___ RAW DATA

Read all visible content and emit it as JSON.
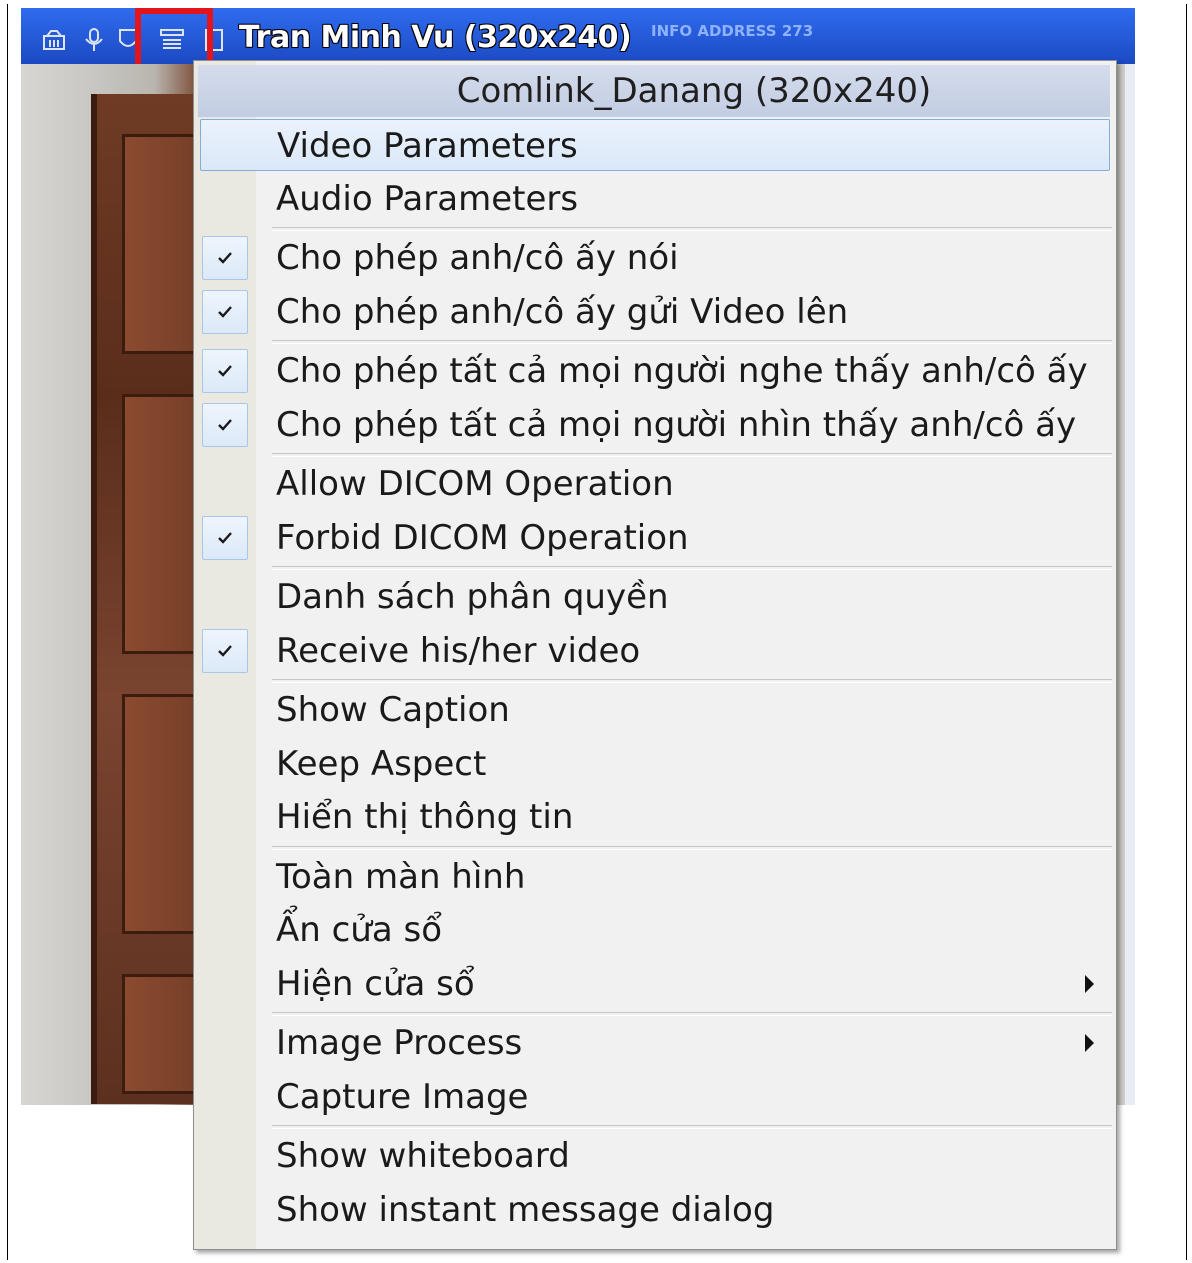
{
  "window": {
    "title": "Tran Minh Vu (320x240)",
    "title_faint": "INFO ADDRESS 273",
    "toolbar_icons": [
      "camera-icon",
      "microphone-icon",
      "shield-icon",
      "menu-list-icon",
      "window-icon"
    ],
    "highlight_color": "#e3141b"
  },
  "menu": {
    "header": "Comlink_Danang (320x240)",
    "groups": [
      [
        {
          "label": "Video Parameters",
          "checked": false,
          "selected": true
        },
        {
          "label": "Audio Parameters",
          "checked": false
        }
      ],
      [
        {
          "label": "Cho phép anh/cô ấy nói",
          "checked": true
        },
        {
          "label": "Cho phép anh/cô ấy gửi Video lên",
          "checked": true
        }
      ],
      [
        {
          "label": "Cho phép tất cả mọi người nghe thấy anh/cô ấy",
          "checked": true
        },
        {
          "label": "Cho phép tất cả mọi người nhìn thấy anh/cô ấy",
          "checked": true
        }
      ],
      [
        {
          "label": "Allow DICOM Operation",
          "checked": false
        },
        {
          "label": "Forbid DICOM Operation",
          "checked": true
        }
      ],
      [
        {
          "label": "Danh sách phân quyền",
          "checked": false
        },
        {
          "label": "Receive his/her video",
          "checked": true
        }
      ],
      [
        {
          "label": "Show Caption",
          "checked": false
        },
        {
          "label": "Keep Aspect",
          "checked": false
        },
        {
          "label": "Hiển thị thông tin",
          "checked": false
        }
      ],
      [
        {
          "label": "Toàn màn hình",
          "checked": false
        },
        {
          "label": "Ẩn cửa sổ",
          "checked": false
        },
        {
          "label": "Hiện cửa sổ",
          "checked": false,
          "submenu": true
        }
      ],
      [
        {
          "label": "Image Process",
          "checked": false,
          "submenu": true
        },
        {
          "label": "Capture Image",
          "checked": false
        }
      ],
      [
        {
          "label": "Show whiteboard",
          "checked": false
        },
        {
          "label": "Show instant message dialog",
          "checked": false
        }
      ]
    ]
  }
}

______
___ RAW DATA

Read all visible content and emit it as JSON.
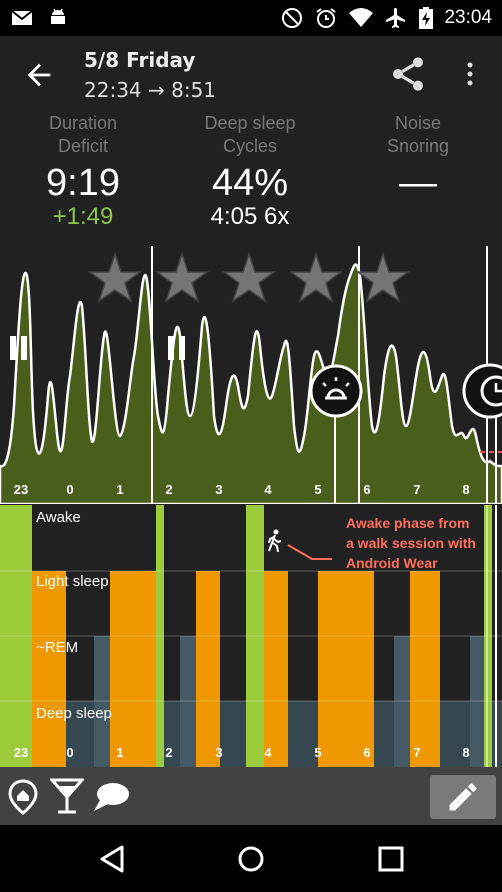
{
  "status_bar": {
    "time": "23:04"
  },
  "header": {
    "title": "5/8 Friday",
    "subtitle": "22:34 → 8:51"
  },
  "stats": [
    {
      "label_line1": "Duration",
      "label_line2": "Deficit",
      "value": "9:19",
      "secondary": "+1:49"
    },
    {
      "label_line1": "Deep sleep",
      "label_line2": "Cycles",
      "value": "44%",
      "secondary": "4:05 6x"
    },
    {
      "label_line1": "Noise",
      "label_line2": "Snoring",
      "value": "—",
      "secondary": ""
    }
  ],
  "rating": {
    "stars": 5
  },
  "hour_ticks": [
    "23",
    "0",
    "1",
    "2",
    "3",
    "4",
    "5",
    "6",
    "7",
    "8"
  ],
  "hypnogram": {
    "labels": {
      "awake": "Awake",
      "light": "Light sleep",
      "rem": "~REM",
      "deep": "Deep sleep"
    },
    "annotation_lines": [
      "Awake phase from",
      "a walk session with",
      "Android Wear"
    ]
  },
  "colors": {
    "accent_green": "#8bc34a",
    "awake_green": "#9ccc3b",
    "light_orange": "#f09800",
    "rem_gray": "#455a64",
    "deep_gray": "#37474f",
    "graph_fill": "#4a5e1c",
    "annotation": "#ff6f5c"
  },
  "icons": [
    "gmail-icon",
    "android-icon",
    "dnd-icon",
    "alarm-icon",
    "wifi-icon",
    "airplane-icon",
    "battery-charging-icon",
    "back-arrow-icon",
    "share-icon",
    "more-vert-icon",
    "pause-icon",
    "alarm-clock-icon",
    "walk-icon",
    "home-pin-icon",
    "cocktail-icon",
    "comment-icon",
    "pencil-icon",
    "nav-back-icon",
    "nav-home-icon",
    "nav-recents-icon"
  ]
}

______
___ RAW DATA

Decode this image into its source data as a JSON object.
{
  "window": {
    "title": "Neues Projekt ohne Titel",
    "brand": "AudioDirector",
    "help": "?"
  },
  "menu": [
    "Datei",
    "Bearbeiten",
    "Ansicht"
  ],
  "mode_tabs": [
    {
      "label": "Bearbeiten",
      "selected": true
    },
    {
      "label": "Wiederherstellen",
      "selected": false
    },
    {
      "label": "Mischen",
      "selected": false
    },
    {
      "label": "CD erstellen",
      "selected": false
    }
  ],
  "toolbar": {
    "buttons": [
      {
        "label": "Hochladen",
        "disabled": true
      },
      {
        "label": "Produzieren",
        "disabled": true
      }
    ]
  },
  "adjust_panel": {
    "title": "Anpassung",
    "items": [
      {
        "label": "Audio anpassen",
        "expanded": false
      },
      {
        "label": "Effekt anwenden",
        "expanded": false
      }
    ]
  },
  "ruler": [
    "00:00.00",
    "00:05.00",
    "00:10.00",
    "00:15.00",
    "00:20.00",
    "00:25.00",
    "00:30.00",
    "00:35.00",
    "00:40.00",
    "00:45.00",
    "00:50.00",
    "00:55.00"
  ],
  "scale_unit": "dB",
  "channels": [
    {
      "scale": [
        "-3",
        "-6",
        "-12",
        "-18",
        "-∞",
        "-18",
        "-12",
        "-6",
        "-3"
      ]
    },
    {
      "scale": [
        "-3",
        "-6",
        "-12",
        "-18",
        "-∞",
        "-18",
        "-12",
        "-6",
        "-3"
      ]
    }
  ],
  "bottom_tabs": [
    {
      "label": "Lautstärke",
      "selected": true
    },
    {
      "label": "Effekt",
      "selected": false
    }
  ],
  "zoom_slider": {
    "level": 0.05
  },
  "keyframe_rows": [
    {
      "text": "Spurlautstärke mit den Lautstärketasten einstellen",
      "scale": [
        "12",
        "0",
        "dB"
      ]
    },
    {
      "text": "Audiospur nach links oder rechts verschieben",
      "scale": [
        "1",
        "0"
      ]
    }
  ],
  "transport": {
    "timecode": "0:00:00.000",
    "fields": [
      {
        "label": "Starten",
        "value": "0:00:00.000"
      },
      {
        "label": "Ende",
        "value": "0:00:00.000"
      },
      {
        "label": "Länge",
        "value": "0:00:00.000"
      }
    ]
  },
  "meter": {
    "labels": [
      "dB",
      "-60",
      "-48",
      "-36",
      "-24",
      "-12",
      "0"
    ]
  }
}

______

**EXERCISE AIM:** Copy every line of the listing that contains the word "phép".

**ANSWER BOX:**
          "label": "Cho phép anh/cô ấy nói",
          "label": "Cho phép anh/cô ấy gửi Video lên",
          "label": "Cho phép tất cả mọi người nghe thấy anh/cô ấy",
          "label": "Cho phép tất cả mọi người nhìn thấy anh/cô ấy",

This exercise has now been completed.